[Material for this task Boundary: Start]
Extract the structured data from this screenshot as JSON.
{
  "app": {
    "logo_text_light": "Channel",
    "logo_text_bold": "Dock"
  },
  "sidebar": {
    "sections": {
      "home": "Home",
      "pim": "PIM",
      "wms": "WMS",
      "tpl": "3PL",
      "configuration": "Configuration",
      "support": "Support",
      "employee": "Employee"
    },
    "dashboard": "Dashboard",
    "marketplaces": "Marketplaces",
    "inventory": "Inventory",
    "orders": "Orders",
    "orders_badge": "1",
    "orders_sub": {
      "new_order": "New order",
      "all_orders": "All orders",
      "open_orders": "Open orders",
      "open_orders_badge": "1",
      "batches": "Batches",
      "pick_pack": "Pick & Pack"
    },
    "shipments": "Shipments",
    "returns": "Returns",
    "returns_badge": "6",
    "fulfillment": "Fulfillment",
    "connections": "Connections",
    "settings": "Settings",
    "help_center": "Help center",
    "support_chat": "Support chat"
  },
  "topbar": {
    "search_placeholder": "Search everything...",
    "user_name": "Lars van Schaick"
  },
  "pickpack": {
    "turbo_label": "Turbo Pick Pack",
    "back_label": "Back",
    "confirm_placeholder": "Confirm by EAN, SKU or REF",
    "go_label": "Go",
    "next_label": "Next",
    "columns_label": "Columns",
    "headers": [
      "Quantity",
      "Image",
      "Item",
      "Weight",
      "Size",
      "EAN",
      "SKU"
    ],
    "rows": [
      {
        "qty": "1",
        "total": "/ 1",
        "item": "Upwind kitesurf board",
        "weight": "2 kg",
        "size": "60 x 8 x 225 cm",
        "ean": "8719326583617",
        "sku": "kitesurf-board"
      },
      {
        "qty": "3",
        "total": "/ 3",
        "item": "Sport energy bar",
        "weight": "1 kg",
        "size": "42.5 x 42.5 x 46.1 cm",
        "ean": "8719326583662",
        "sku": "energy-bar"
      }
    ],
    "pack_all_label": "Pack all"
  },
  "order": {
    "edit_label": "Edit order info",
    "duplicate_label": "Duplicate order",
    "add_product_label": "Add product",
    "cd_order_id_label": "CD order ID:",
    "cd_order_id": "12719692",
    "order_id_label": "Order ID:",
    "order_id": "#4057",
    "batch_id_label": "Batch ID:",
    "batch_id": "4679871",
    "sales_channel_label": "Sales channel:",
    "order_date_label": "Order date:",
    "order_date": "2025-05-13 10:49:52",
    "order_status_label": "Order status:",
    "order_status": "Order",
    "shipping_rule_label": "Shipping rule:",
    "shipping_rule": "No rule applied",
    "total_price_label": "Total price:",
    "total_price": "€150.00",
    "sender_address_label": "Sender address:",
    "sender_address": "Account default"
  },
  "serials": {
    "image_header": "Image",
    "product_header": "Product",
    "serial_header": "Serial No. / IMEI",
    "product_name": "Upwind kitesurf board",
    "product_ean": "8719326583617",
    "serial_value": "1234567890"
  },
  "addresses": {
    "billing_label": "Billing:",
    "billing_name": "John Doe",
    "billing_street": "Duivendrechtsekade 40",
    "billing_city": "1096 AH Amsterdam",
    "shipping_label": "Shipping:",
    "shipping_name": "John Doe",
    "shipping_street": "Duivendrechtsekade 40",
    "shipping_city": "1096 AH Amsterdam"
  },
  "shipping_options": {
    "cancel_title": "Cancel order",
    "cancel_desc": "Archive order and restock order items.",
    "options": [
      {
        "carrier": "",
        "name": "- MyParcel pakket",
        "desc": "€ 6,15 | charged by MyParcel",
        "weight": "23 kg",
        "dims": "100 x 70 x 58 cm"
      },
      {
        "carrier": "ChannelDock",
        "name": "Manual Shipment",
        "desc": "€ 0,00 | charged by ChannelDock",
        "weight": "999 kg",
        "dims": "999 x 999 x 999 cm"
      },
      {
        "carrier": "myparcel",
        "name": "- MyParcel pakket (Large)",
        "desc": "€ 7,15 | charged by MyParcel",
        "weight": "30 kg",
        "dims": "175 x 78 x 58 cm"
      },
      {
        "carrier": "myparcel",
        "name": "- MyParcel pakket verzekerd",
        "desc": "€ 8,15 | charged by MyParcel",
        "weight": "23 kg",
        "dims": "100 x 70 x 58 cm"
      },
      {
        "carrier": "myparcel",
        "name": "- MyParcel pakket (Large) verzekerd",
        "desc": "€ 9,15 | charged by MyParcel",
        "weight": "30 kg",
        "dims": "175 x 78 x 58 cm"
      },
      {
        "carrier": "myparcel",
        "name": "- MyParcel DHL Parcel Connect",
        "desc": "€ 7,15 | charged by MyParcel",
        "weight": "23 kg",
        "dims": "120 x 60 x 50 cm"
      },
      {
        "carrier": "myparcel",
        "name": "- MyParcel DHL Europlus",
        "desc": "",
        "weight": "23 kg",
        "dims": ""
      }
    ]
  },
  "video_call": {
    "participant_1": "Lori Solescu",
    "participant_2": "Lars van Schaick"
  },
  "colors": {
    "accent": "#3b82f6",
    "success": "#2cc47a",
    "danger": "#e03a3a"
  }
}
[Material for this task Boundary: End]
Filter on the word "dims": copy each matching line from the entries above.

Reply =>
        "dims": "100 x 70 x 58 cm"
        "dims": "999 x 999 x 999 cm"
        "dims": "175 x 78 x 58 cm"
        "dims": "100 x 70 x 58 cm"
        "dims": "175 x 78 x 58 cm"
        "dims": "120 x 60 x 50 cm"
        "dims": ""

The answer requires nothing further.